PROBLEM REQUIREMENTS: Copy every line of the data in which the word "only" occurs.

SUPPLIED ENTRIES:
------------------------------------------------------------------------
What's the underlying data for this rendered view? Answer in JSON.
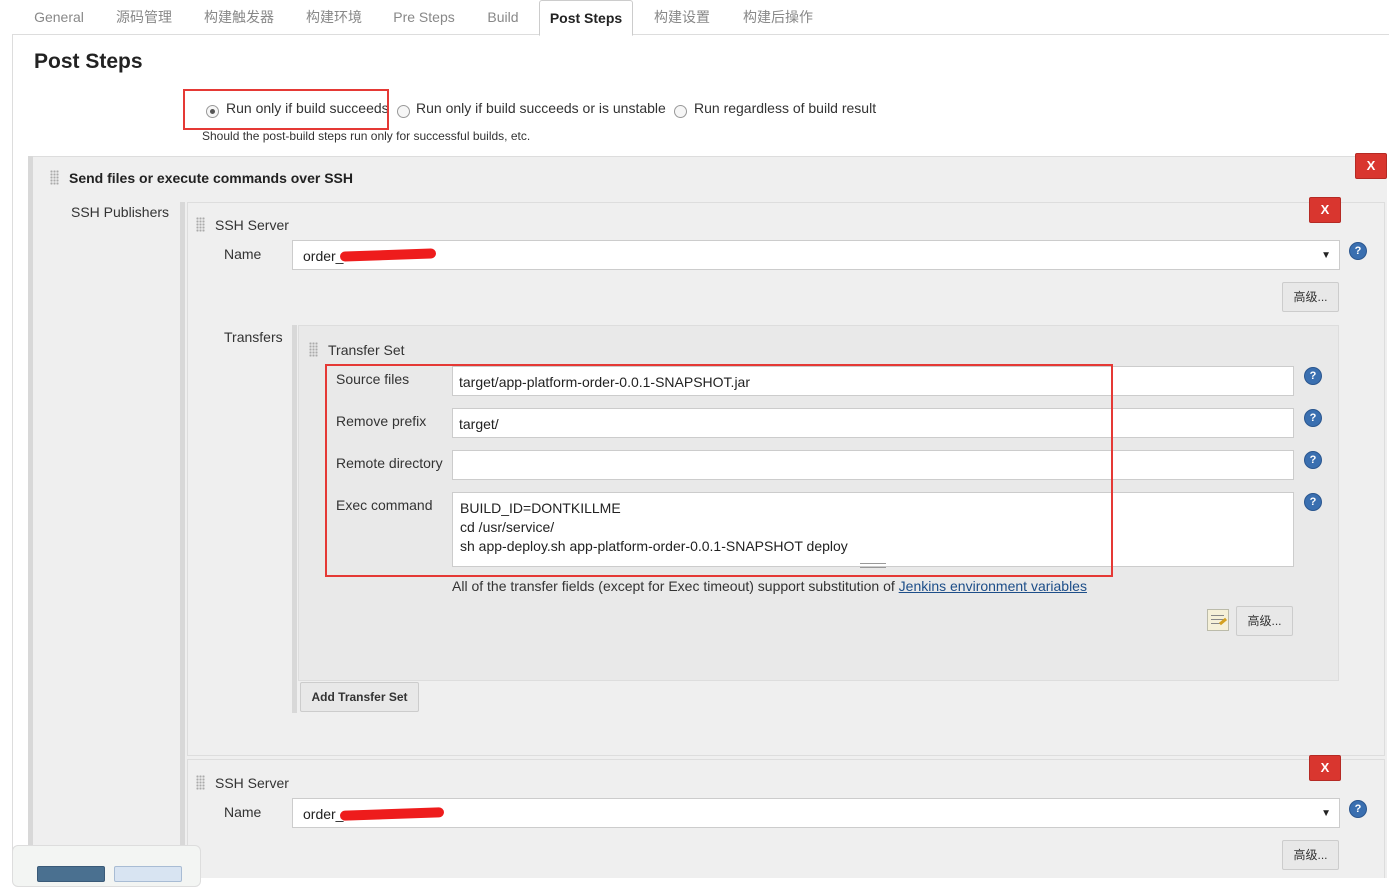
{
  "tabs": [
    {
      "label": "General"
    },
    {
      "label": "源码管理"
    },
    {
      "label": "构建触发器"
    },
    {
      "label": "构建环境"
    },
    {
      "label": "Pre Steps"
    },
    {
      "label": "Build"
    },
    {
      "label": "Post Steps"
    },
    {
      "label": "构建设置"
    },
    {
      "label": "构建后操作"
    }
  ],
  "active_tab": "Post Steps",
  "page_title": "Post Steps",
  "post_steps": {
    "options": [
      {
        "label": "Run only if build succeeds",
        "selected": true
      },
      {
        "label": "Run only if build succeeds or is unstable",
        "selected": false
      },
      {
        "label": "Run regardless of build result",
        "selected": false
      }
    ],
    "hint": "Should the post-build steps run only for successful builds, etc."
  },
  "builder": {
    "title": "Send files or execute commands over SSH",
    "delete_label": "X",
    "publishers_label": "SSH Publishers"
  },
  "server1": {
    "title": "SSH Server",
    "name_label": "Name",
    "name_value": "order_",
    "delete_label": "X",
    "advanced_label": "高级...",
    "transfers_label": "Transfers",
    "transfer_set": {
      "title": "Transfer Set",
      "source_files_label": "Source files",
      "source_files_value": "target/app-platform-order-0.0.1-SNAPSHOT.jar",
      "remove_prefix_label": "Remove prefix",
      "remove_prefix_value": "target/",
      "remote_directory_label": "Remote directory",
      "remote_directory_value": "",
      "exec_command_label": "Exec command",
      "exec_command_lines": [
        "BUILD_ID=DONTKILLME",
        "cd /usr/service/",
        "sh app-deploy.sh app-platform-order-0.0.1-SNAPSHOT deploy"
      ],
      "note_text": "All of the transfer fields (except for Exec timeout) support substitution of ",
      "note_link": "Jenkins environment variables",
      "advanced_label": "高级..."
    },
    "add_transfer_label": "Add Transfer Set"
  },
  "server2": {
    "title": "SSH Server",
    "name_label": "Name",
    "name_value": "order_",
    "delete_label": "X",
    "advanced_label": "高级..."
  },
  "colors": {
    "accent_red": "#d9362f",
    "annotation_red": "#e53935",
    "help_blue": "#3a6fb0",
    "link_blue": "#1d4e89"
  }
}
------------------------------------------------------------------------
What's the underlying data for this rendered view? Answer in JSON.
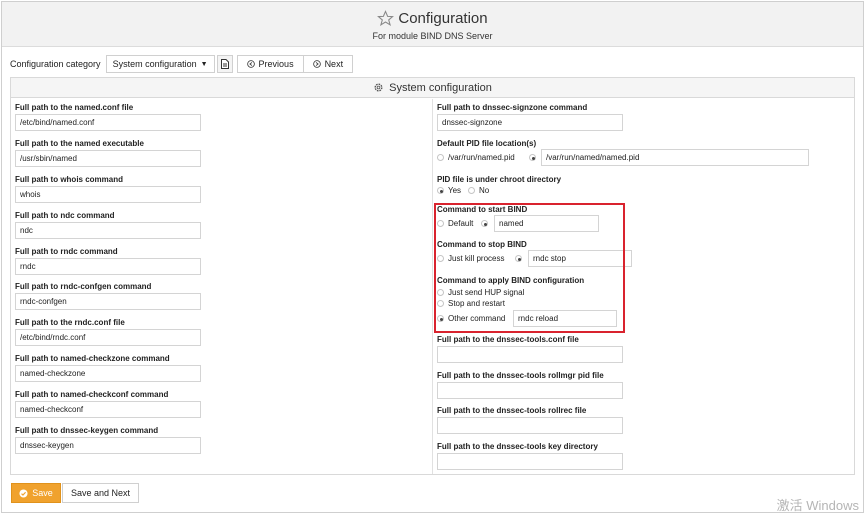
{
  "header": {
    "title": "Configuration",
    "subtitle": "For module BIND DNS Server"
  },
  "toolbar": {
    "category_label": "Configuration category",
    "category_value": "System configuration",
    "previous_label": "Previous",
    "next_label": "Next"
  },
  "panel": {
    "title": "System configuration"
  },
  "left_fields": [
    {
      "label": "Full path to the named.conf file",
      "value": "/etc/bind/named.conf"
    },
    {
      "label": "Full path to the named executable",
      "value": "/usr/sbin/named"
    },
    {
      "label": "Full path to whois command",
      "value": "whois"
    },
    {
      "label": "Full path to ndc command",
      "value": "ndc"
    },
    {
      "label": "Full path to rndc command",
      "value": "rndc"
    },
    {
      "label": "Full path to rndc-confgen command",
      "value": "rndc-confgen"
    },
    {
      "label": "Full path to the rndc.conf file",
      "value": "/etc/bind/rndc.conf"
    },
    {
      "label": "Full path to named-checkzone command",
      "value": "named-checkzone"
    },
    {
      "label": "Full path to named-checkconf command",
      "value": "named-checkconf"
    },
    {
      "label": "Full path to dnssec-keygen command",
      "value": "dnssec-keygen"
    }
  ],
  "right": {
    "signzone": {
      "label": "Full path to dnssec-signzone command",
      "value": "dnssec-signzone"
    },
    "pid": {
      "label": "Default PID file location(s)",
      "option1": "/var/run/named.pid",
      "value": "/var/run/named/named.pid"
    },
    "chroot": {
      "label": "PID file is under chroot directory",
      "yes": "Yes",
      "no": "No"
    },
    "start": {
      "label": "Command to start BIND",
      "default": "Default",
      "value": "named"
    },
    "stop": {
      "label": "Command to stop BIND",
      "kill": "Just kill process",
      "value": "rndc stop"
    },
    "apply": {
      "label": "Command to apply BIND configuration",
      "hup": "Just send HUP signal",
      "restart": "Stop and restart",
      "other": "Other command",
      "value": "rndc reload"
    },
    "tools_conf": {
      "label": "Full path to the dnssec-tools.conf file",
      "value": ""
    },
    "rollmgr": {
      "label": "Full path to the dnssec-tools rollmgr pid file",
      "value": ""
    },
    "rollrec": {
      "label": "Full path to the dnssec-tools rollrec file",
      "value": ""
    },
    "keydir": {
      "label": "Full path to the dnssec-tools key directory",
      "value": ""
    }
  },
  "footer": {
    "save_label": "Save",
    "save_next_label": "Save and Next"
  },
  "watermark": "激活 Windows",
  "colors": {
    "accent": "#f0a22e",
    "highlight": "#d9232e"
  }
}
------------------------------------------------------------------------
YOUR RESPONSE:
        "label": "Run only if build succeeds",
        "label": "Run only if build succeeds or is unstable",
    "hint": "Should the post-build steps run only for successful builds, etc."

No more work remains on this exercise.